David Eby tells panel the government is prepared to mandate control of zoning to get more housing built.
B.C. Attorney General David Eby says some development projects in Vancouver have been in the works for eight years or more and the province is prepared to fight municipalities for control of approving housing stock through “mandate”. DARREN STONE, TIMES COLONIST

VANCOUVER — B.C. Housing Minister David Eby doubled down on his promise to force municipalities to increase housing stock, during an in-person panel on Tuesday night called The Affordability Puzzle: Who has the Answers.

Eby said the province had two ways to take control of building projects within municipalities, plus the power to legislate action.

The first was to permit construction on provincial-government owned land and “ignore local bylaws” – which had happened twice so far, including in Maple Ridge where 2,000 units of social housing are being built.

The second power was held by the Minister of Municipal Affairs who could override a building project approved by a municipality if it was not deemed to be beneficial to the community – which could mean not enough density. This power has never been used, Eby said.

The other people on the panel were Joy MacPhail, chair of the Expert Panel on the Future of Housing Supply and Affordability, real-estate marketer Bob Rennie and Bernd Christmas, president of Nch’kay Development (the economic development arm of the Squamish Nation).

Eby said all mayors that he had spoken with had told him they wanted more density, but “actual results are the problem.”

He said some development projects in Vancouver had been in the works for eight years or more and the province was prepared to fight municipalities for control of approving housing stock through “mandate”.

MacPhail said that her expert panel had made five recommendations to increase housing stock and the first was for the provincial government to step in and expedite planning.

Another recommendation was to create a streamlined method for developers to pay for community amenities.

MacPhail said that the process as it is now amounted to extortion, where the municipalities had all the power in asking developers for cash in exchange for approving the development. That money is then used for parks and other city works.

She praised the City of Surrey saying council was having some successes, including the Fleetwood Community Plan, adding that neighbourhoods die without affordable housing.

“NIMBYism reigns and carries too much weight in decision making at the municipal level,” said MacPhail, who was appointed to the board of B.C. Ferries on Monday. She is also the chair of ICBC and on the board of Nch’kay Development.

Christmas said the Squamish Nation’s Senakw development at the south end of the Burrard Bridge did not need municipal approval and was therefore able to be ready five to 10 years sooner.

The project will contain 6,000 units in towers as tall as 59 storeys. The units will be mostly rental and would be owned by the Squamish First Nation and leased by the purchasers.

Christmas said developers should approach First Nations in order to have their plans dealt with more speedily.

Rennie said the federal and provincial government should provide subsidies to municipalities for every rental or social housing unit approved within 18 months.
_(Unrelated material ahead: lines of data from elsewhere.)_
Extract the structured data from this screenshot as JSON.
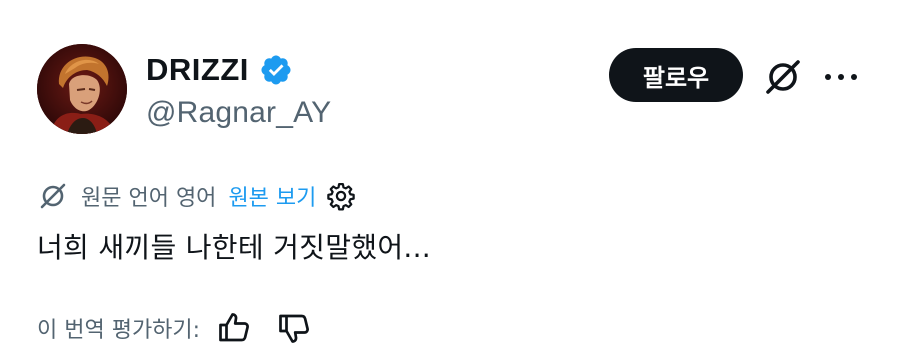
{
  "user": {
    "display_name": "DRIZZI",
    "handle": "@Ragnar_AY",
    "verified": true,
    "verified_color": "#1d9bf0"
  },
  "actions": {
    "follow_label": "팔로우",
    "grok_icon": "grok-slash-icon",
    "more_icon": "more-dots-icon"
  },
  "translation": {
    "label": "원문 언어 영어",
    "view_original": "원본 보기",
    "settings_icon": "gear-icon"
  },
  "tweet": {
    "text": "너희 새끼들 나한테 거짓말했어..."
  },
  "rating": {
    "label": "이 번역 평가하기:",
    "thumb_up_icon": "thumb-up-icon",
    "thumb_down_icon": "thumb-down-icon"
  },
  "colors": {
    "text": "#0f1419",
    "secondary": "#536471",
    "accent": "#1d9bf0",
    "button_bg": "#0f1419"
  }
}
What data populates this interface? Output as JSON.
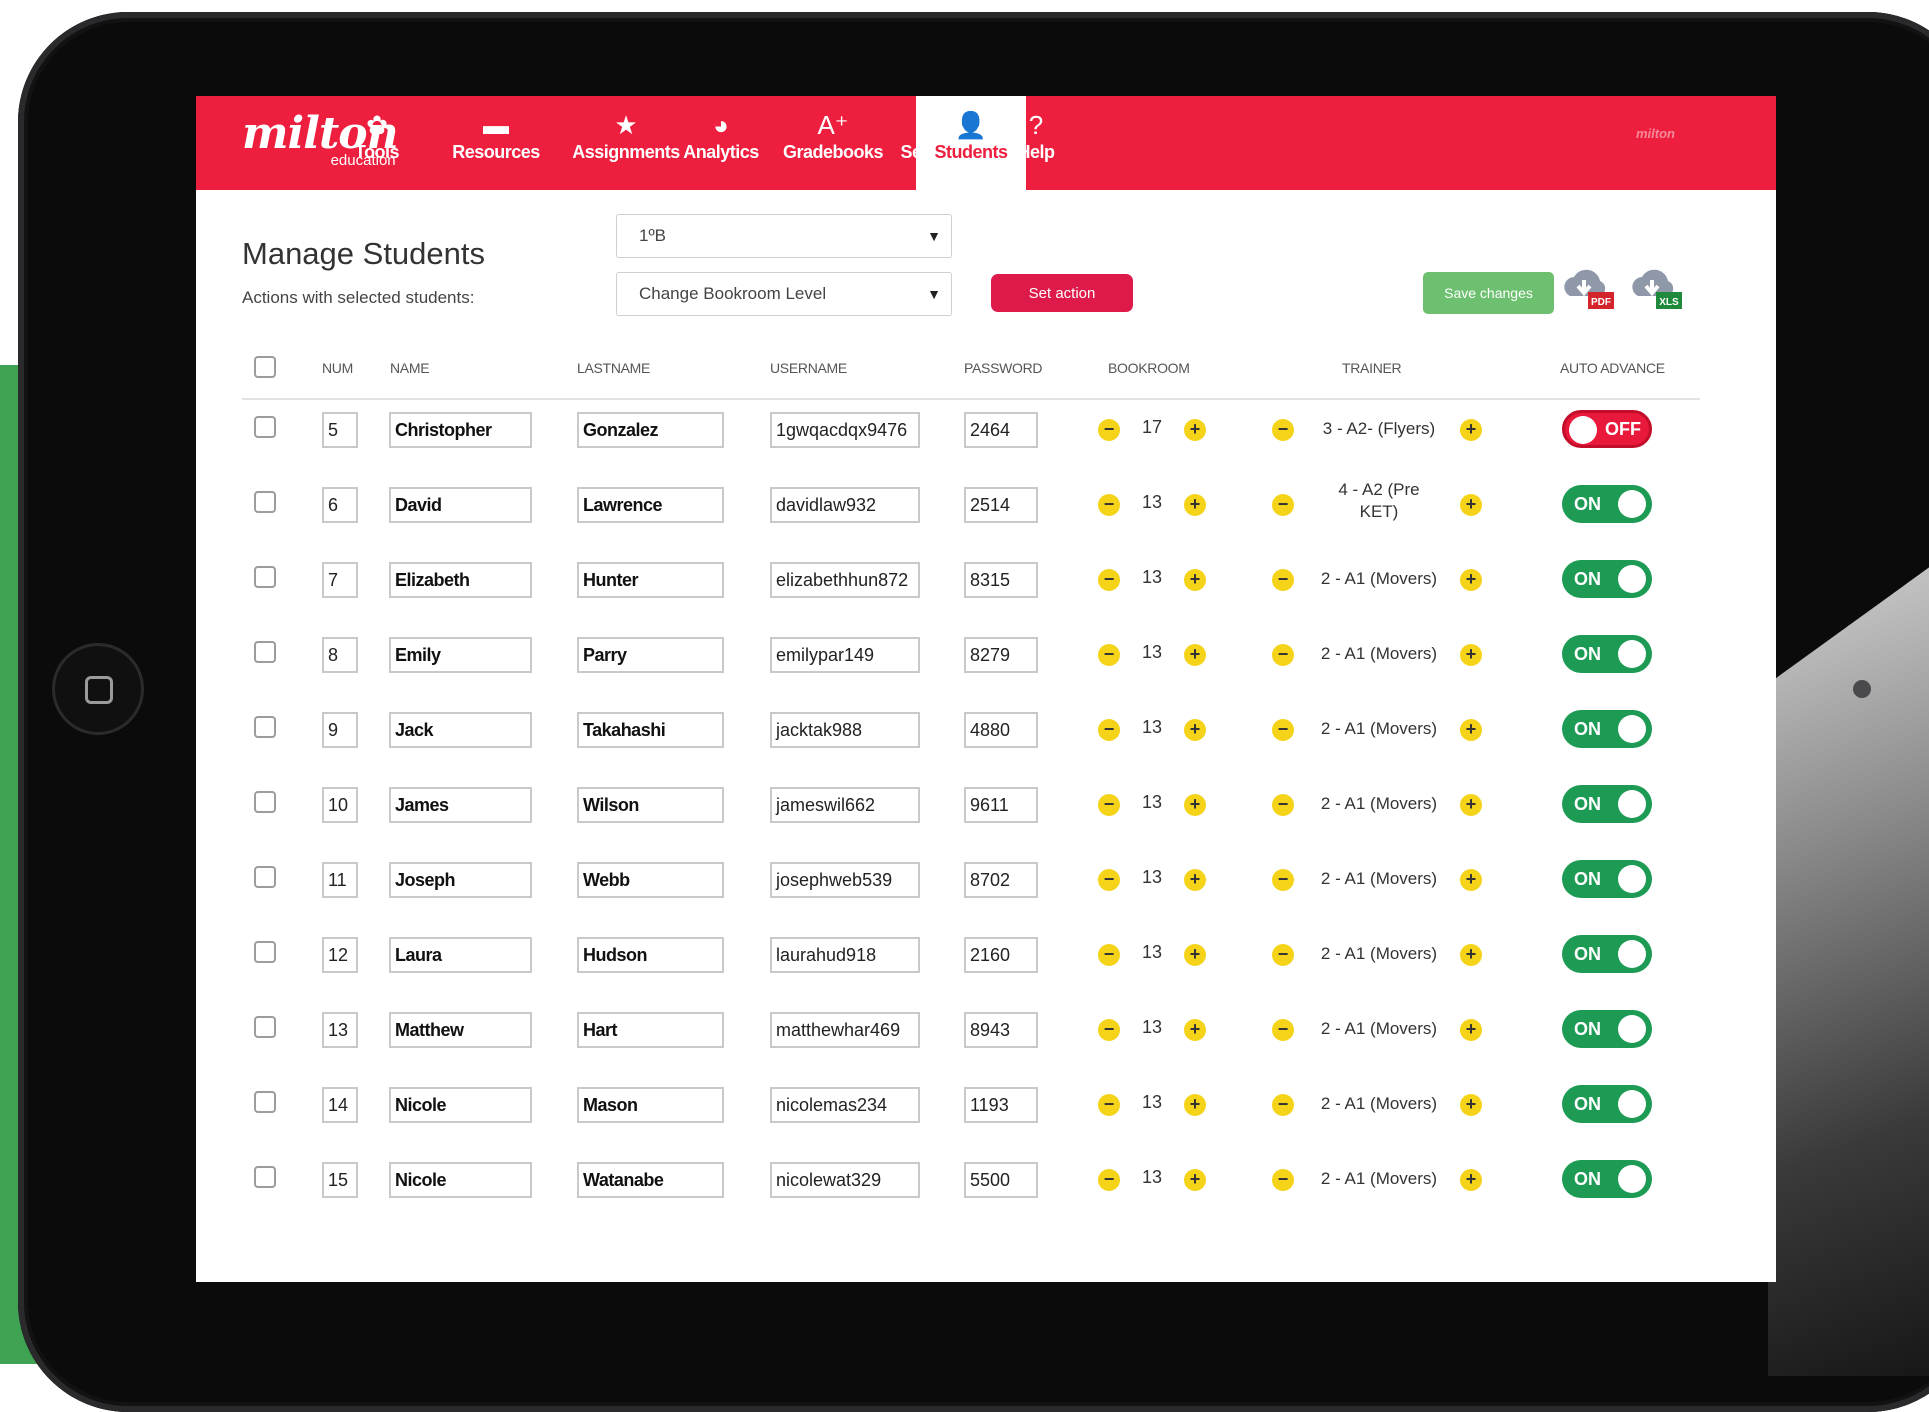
{
  "brand": {
    "name": "milton",
    "sub": "education"
  },
  "nav": [
    {
      "label": "Tools",
      "icon": "gear-icon",
      "glyph": "✿"
    },
    {
      "label": "Resources",
      "icon": "folder-icon",
      "glyph": "▬"
    },
    {
      "label": "Assignments",
      "icon": "star-icon",
      "glyph": "★"
    },
    {
      "label": "Analytics",
      "icon": "pie-chart-icon",
      "glyph": "◕"
    },
    {
      "label": "Gradebooks",
      "icon": "grade-icon",
      "glyph": "A⁺"
    },
    {
      "label": "Sections",
      "icon": "presentation-icon",
      "glyph": "▤"
    },
    {
      "label": "Students",
      "icon": "user-icon",
      "glyph": "👤",
      "active": true
    },
    {
      "label": "Help",
      "icon": "help-icon",
      "glyph": "?"
    }
  ],
  "page": {
    "title": "Manage Students",
    "actions_label": "Actions with selected students:",
    "class_select": "1ºB",
    "action_select": "Change Bookroom Level",
    "set_action": "Set action",
    "save_changes": "Save changes",
    "pdf": "PDF",
    "xls": "XLS"
  },
  "columns": [
    "NUM",
    "NAME",
    "LASTNAME",
    "USERNAME",
    "PASSWORD",
    "BOOKROOM",
    "TRAINER",
    "AUTO ADVANCE"
  ],
  "students": [
    {
      "num": "5",
      "name": "Christopher",
      "lastname": "Gonzalez",
      "username": "1gwqacdqx9476",
      "password": "2464",
      "bookroom": "17",
      "trainer": "3 - A2- (Flyers)",
      "auto": "OFF"
    },
    {
      "num": "6",
      "name": "David",
      "lastname": "Lawrence",
      "username": "davidlaw932",
      "password": "2514",
      "bookroom": "13",
      "trainer": "4 - A2 (Pre KET)",
      "auto": "ON"
    },
    {
      "num": "7",
      "name": "Elizabeth",
      "lastname": "Hunter",
      "username": "elizabethhun872",
      "password": "8315",
      "bookroom": "13",
      "trainer": "2 - A1 (Movers)",
      "auto": "ON"
    },
    {
      "num": "8",
      "name": "Emily",
      "lastname": "Parry",
      "username": "emilypar149",
      "password": "8279",
      "bookroom": "13",
      "trainer": "2 - A1 (Movers)",
      "auto": "ON"
    },
    {
      "num": "9",
      "name": "Jack",
      "lastname": "Takahashi",
      "username": "jacktak988",
      "password": "4880",
      "bookroom": "13",
      "trainer": "2 - A1 (Movers)",
      "auto": "ON"
    },
    {
      "num": "10",
      "name": "James",
      "lastname": "Wilson",
      "username": "jameswil662",
      "password": "9611",
      "bookroom": "13",
      "trainer": "2 - A1 (Movers)",
      "auto": "ON"
    },
    {
      "num": "11",
      "name": "Joseph",
      "lastname": "Webb",
      "username": "josephweb539",
      "password": "8702",
      "bookroom": "13",
      "trainer": "2 - A1 (Movers)",
      "auto": "ON"
    },
    {
      "num": "12",
      "name": "Laura",
      "lastname": "Hudson",
      "username": "laurahud918",
      "password": "2160",
      "bookroom": "13",
      "trainer": "2 - A1 (Movers)",
      "auto": "ON"
    },
    {
      "num": "13",
      "name": "Matthew",
      "lastname": "Hart",
      "username": "matthewhar469",
      "password": "8943",
      "bookroom": "13",
      "trainer": "2 - A1 (Movers)",
      "auto": "ON"
    },
    {
      "num": "14",
      "name": "Nicole",
      "lastname": "Mason",
      "username": "nicolemas234",
      "password": "1193",
      "bookroom": "13",
      "trainer": "2 - A1 (Movers)",
      "auto": "ON"
    },
    {
      "num": "15",
      "name": "Nicole",
      "lastname": "Watanabe",
      "username": "nicolewat329",
      "password": "5500",
      "bookroom": "13",
      "trainer": "2 - A1 (Movers)",
      "auto": "ON"
    }
  ],
  "colors": {
    "brand_red": "#ee1e3e",
    "toggle_on": "#1d9b55",
    "toggle_off": "#e8193a",
    "save_green": "#6cc06f",
    "stepper_yellow": "#f5d319"
  }
}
He said the foreign owners tax amounted to racism, and that it would be more impactful if it applied only to homes valued at $1.5 million or less.